=== Begin Enclosure ===

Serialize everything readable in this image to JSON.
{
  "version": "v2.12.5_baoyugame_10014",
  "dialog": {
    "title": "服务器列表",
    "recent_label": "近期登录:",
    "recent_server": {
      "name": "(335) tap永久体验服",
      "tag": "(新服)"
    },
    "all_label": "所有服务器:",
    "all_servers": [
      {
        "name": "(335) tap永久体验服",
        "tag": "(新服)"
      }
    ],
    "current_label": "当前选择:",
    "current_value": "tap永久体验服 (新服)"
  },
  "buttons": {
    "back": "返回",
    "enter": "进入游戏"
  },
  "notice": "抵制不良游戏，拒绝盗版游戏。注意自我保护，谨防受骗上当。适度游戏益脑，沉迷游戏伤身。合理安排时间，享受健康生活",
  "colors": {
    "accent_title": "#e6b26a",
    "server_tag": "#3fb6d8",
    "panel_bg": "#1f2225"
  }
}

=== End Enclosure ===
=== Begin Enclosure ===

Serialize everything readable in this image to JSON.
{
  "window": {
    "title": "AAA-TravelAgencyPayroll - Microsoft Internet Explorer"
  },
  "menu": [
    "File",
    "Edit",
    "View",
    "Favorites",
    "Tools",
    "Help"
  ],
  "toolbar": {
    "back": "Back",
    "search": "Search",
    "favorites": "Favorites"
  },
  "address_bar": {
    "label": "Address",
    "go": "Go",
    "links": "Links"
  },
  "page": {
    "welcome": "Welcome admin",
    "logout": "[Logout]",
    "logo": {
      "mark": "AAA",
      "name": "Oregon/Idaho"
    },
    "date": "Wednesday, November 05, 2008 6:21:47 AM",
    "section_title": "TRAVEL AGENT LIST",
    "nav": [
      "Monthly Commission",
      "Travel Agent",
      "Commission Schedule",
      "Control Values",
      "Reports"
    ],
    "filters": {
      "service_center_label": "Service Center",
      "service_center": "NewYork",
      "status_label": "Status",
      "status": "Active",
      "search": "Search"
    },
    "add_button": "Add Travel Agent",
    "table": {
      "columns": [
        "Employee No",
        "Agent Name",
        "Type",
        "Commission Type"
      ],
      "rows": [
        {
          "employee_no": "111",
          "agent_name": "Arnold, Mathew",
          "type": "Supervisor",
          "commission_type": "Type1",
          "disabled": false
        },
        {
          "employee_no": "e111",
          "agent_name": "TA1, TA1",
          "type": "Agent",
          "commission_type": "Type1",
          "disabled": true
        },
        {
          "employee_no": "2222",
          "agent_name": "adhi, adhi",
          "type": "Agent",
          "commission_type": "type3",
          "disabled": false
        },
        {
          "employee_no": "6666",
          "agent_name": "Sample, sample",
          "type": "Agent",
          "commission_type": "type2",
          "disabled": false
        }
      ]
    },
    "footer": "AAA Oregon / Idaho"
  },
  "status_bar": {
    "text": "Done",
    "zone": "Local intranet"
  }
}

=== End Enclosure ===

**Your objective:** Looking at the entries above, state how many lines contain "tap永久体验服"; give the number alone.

**Written answer:** 3